The actions of judges who do not recognise the Disciplinary Chamber of Poland’s Supreme Court (SN) and attack it derives from the fact that they have lost a sense of impunity, said Polish Justice Minister Zbigniew Ziobro on Monday.
During the press conference, Mr Ziobro recalled that the Chamber was established to apply sanctions to judges who broke the law. He pointed out that this specific chamber was being most heavily attacked by a part of the judicial community, and that “it is symptomatic” of the decreasing gap between those who are “so invulnerable to the law” and regular citizens.

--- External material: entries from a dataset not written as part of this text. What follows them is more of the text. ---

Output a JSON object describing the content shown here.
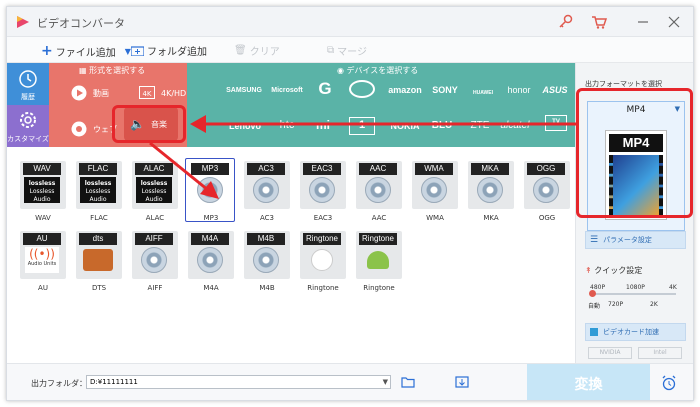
{
  "window": {
    "title": "ビデオコンバータ"
  },
  "toolbar": {
    "add_file": "ファイル追加",
    "add_folder": "フォルダ追加",
    "clear": "クリア",
    "merge": "マージ"
  },
  "sidebar": {
    "history_label": "履歴",
    "custom_label": "カスタマイズ"
  },
  "format_panel": {
    "header": "形式を選択する",
    "video": "動画",
    "hd": "4K/HD",
    "web": "ウェブ",
    "audio": "音楽"
  },
  "device_panel": {
    "header": "デバイスを選択する",
    "row1": [
      "",
      "SAMSUNG",
      "Microsoft",
      "G",
      "",
      "amazon",
      "SONY",
      "HUAWEI",
      "honor",
      "ASUS"
    ],
    "row2": [
      "Lenovo",
      "htc",
      "mi",
      "1",
      "NOKIA",
      "BLU",
      "ZTE",
      "alcatel",
      "TV"
    ]
  },
  "formats": [
    {
      "tag": "WAV",
      "label": "WAV",
      "style": "lossless"
    },
    {
      "tag": "FLAC",
      "label": "FLAC",
      "style": "lossless"
    },
    {
      "tag": "ALAC",
      "label": "ALAC",
      "style": "lossless"
    },
    {
      "tag": "MP3",
      "label": "MP3",
      "style": "disc",
      "selected": true
    },
    {
      "tag": "AC3",
      "label": "AC3",
      "style": "disc"
    },
    {
      "tag": "EAC3",
      "label": "EAC3",
      "style": "disc"
    },
    {
      "tag": "AAC",
      "label": "AAC",
      "style": "disc"
    },
    {
      "tag": "WMA",
      "label": "WMA",
      "style": "disc"
    },
    {
      "tag": "MKA",
      "label": "MKA",
      "style": "disc"
    },
    {
      "tag": "OGG",
      "label": "OGG",
      "style": "disc"
    },
    {
      "tag": "AU",
      "label": "AU",
      "style": "au"
    },
    {
      "tag": "dts",
      "label": "DTS",
      "style": "dts"
    },
    {
      "tag": "AIFF",
      "label": "AIFF",
      "style": "disc"
    },
    {
      "tag": "M4A",
      "label": "M4A",
      "style": "disc"
    },
    {
      "tag": "M4B",
      "label": "M4B",
      "style": "disc"
    },
    {
      "tag": "Ringtone",
      "label": "Ringtone",
      "style": "apple"
    },
    {
      "tag": "Ringtone",
      "label": "Ringtone",
      "style": "android"
    }
  ],
  "lossless_text": "lossless",
  "lossless_sub": "Lossless Audio",
  "au_sub": "Audio Units",
  "right_panel": {
    "output_title": "出力フォーマットを選択",
    "selected_format": "MP4",
    "param_button": "パラメータ設定",
    "quick_setting": "クイック設定",
    "ticks_top": [
      "480P",
      "1080P",
      "4K"
    ],
    "ticks_bottom": [
      "自動",
      "720P",
      "2K"
    ],
    "gpu_button": "ビデオカード加速",
    "gpu_vendors": [
      "NVIDIA",
      "Intel"
    ]
  },
  "bottom": {
    "output_folder_label": "出力フォルダ：",
    "output_path": "D:¥11111111",
    "convert_label": "変換"
  },
  "colors": {
    "format_panel": "#e8756b",
    "device_panel": "#5ab3a7",
    "sidebar_top": "#3f8fd8",
    "sidebar_bottom": "#8c6fcf",
    "highlight": "#e6262b",
    "selection": "#3953c7"
  }
}
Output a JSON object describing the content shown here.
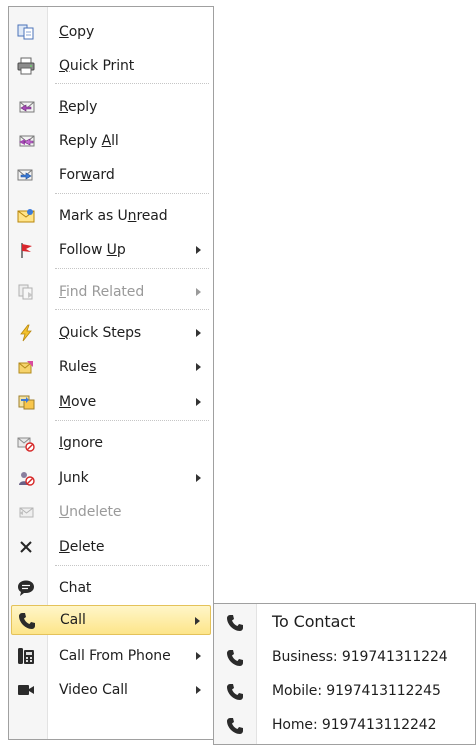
{
  "menu": {
    "items": [
      {
        "label_pre": "",
        "label_ul": "C",
        "label_post": "opy"
      },
      {
        "label_pre": "",
        "label_ul": "Q",
        "label_post": "uick Print"
      },
      {
        "label_pre": "",
        "label_ul": "R",
        "label_post": "eply"
      },
      {
        "label_pre": "Reply ",
        "label_ul": "A",
        "label_post": "ll"
      },
      {
        "label_pre": "For",
        "label_ul": "w",
        "label_post": "ard"
      },
      {
        "label_pre": "Mark as U",
        "label_ul": "n",
        "label_post": "read"
      },
      {
        "label_pre": "Follow ",
        "label_ul": "U",
        "label_post": "p"
      },
      {
        "label_pre": "",
        "label_ul": "F",
        "label_post": "ind Related"
      },
      {
        "label_pre": "",
        "label_ul": "Q",
        "label_post": "uick Steps"
      },
      {
        "label_pre": "Rule",
        "label_ul": "s",
        "label_post": ""
      },
      {
        "label_pre": "",
        "label_ul": "M",
        "label_post": "ove"
      },
      {
        "label_pre": "",
        "label_ul": "I",
        "label_post": "gnore"
      },
      {
        "label_pre": "",
        "label_ul": "J",
        "label_post": "unk"
      },
      {
        "label_pre": "",
        "label_ul": "U",
        "label_post": "ndelete"
      },
      {
        "label_pre": "",
        "label_ul": "D",
        "label_post": "elete"
      },
      {
        "label": "Chat"
      },
      {
        "label": "Call"
      },
      {
        "label": "Call From Phone"
      },
      {
        "label": "Video Call"
      }
    ]
  },
  "submenu": {
    "title": "To Contact",
    "items": [
      {
        "label": "Business: 919741311224"
      },
      {
        "label": "Mobile: 9197413112245"
      },
      {
        "label": "Home: 9197413112242"
      }
    ]
  },
  "colors": {
    "highlight_top": "#fff6c8",
    "highlight_bottom": "#fde58a",
    "disabled_text": "#9a9a9a",
    "border": "#a0a0a0"
  }
}
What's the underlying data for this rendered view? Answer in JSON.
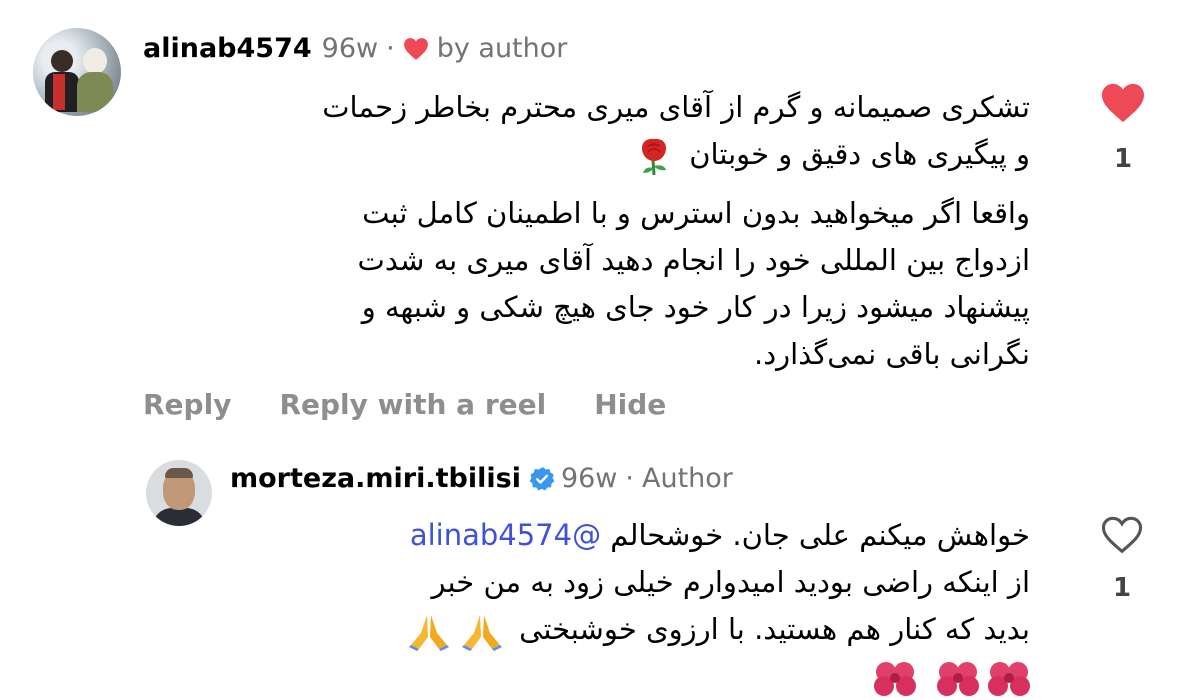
{
  "comment": {
    "username": "alinab4574",
    "age": "96w",
    "sep": "·",
    "liked_by_author": "by author",
    "lines_1": [
      "تشکری صمیمانه و گرم از آقای میری محترم بخاطر زحمات",
      "و پیگیری های دقیق و خوبتان"
    ],
    "lines_2": [
      "واقعا اگر میخواهید بدون استرس و با اطمینان کامل ثبت",
      "ازدواج بین المللی خود را انجام دهید آقای میری به شدت",
      "پیشنهاد میشود زیرا در کار خود جای هیچ شکی و شبهه و",
      "نگرانی باقی نمی‌گذارد."
    ],
    "like_count": "1",
    "liked": true,
    "accent_color": "#ed4956"
  },
  "actions": {
    "reply": "Reply",
    "reply_reel": "Reply with a reel",
    "hide": "Hide"
  },
  "reply": {
    "username": "morteza.miri.tbilisi",
    "verified": true,
    "age": "96w",
    "sep": "·",
    "role": "Author",
    "mention": "@alinab4574",
    "line_1_text": "خواهش میکنم علی جان. خوشحالم ",
    "line_2": "از اینکه راضی بودید امیدوارم خیلی زود به من خبر",
    "line_3": "بدید که کنار هم هستید. با ارزوی خوشبختی",
    "like_count": "1",
    "liked": false,
    "verified_color": "#3897f0",
    "mention_color": "#3f51d6"
  },
  "icons": {
    "liked_heart": "heart-filled-icon",
    "like_heart": "heart-outline-icon",
    "verified": "verified-badge-icon",
    "rose": "rose-emoji",
    "pray": "folded-hands-emoji",
    "hibiscus": "hibiscus-emoji"
  }
}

“Thanks to the work of the Disciplinary Chamber, that difference is getting smaller. Within the law, there should not be double standards,” Mr Ziobro said.
According to the Act, the Disciplinary Chamber is a disciplinary court of first and second instance for judges of the Supreme Court, as well as the appeal instance in cases of district and regional courts. It is one of the four Chambers of the SN, along with the Extraordinary Control and Public Affairs, Civil and Criminal chambers.
“Leaving child in window of life is not an abandonment’
The Justice Minister also instructed prosecutors not to launch penal proceedings with regard to situations in which women leave their newborn babies in the so-called windows of life.
“Leaving a child in the window of life is not an act of abandonment; mothers should not feel persecuted,” Mr Ziobro said, pointing out that when investigations were launched into such cases this year, they were later overexposed by the media”.
“It may discourage mothers in dire situations from deciding to leave their babies in windows of life, and may drive them to commit acts of desperation,” he said.
The first window of life in Poland was opened in 2006 in Kraków, southern Poland. Currently, there are 61 windows of life operational under Caritas Polska, in which, almost 100 children have been left.